**Task objective**.
Output all of the records again, exactly as written.

**Excerpted records**.

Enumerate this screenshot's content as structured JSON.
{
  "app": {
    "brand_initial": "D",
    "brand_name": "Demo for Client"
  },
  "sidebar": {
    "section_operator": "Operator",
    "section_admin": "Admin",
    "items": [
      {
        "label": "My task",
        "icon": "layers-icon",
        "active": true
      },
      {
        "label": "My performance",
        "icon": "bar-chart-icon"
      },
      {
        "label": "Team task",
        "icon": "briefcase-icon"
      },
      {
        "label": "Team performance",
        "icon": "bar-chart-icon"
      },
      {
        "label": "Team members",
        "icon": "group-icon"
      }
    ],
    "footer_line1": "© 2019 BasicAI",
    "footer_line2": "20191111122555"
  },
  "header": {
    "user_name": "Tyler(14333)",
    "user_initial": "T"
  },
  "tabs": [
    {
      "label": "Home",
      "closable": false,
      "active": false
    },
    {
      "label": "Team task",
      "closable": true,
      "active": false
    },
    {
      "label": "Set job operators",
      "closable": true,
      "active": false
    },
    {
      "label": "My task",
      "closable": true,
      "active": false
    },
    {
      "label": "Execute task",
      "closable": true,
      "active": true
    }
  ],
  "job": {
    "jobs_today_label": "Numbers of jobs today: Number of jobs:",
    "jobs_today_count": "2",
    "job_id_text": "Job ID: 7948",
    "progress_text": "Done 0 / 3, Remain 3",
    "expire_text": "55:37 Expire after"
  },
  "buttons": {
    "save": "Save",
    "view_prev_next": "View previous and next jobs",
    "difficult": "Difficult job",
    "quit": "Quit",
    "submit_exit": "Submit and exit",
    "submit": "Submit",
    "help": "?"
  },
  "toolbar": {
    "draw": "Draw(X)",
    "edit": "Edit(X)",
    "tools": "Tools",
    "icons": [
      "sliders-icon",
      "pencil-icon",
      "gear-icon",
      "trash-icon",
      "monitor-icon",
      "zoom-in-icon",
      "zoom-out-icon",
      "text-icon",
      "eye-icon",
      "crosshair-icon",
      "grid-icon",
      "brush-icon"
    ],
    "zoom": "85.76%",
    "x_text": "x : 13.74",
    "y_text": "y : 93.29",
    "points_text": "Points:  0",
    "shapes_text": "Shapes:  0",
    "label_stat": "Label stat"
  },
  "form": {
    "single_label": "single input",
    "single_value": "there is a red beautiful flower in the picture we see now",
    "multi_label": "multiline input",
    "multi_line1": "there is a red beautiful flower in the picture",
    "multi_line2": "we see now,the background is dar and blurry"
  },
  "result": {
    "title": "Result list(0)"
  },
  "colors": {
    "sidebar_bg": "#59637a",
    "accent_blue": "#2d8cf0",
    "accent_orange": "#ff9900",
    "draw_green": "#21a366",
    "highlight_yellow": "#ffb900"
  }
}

**Result of the task**.
Enumerate this screenshot's content as structured JSON.
{
  "app": {
    "brand_initial": "D",
    "brand_name": "Demo for Client"
  },
  "sidebar": {
    "section_operator": "Operator",
    "section_admin": "Admin",
    "items": [
      {
        "label": "My task",
        "icon": "layers-icon",
        "active": true
      },
      {
        "label": "My performance",
        "icon": "bar-chart-icon"
      },
      {
        "label": "Team task",
        "icon": "briefcase-icon"
      },
      {
        "label": "Team performance",
        "icon": "bar-chart-icon"
      },
      {
        "label": "Team members",
        "icon": "group-icon"
      }
    ],
    "footer_line1": "© 2019 BasicAI",
    "footer_line2": "20191111122555"
  },
  "header": {
    "user_name": "Tyler(14333)",
    "user_initial": "T"
  },
  "tabs": [
    {
      "label": "Home",
      "closable": false,
      "active": false
    },
    {
      "label": "Team task",
      "closable": true,
      "active": false
    },
    {
      "label": "Set job operators",
      "closable": true,
      "active": false
    },
    {
      "label": "My task",
      "closable": true,
      "active": false
    },
    {
      "label": "Execute task",
      "closable": true,
      "active": true
    }
  ],
  "job": {
    "jobs_today_label": "Numbers of jobs today: Number of jobs:",
    "jobs_today_count": "2",
    "job_id_text": "Job ID: 7948",
    "progress_text": "Done 0 / 3, Remain 3",
    "expire_text": "55:37 Expire after"
  },
  "buttons": {
    "save": "Save",
    "view_prev_next": "View previous and next jobs",
    "difficult": "Difficult job",
    "quit": "Quit",
    "submit_exit": "Submit and exit",
    "submit": "Submit",
    "help": "?"
  },
  "toolbar": {
    "draw": "Draw(X)",
    "edit": "Edit(X)",
    "tools": "Tools",
    "icons": [
      "sliders-icon",
      "pencil-icon",
      "gear-icon",
      "trash-icon",
      "monitor-icon",
      "zoom-in-icon",
      "zoom-out-icon",
      "text-icon",
      "eye-icon",
      "crosshair-icon",
      "grid-icon",
      "brush-icon"
    ],
    "zoom": "85.76%",
    "x_text": "x : 13.74",
    "y_text": "y : 93.29",
    "points_text": "Points:  0",
    "shapes_text": "Shapes:  0",
    "label_stat": "Label stat"
  },
  "form": {
    "single_label": "single input",
    "single_value": "there is a red beautiful flower in the picture we see now",
    "multi_label": "multiline input",
    "multi_line1": "there is a red beautiful flower in the picture",
    "multi_line2": "we see now,the background is dar and blurry"
  },
  "result": {
    "title": "Result list(0)"
  },
  "colors": {
    "sidebar_bg": "#59637a",
    "accent_blue": "#2d8cf0",
    "accent_orange": "#ff9900",
    "draw_green": "#21a366",
    "highlight_yellow": "#ffb900"
  }
}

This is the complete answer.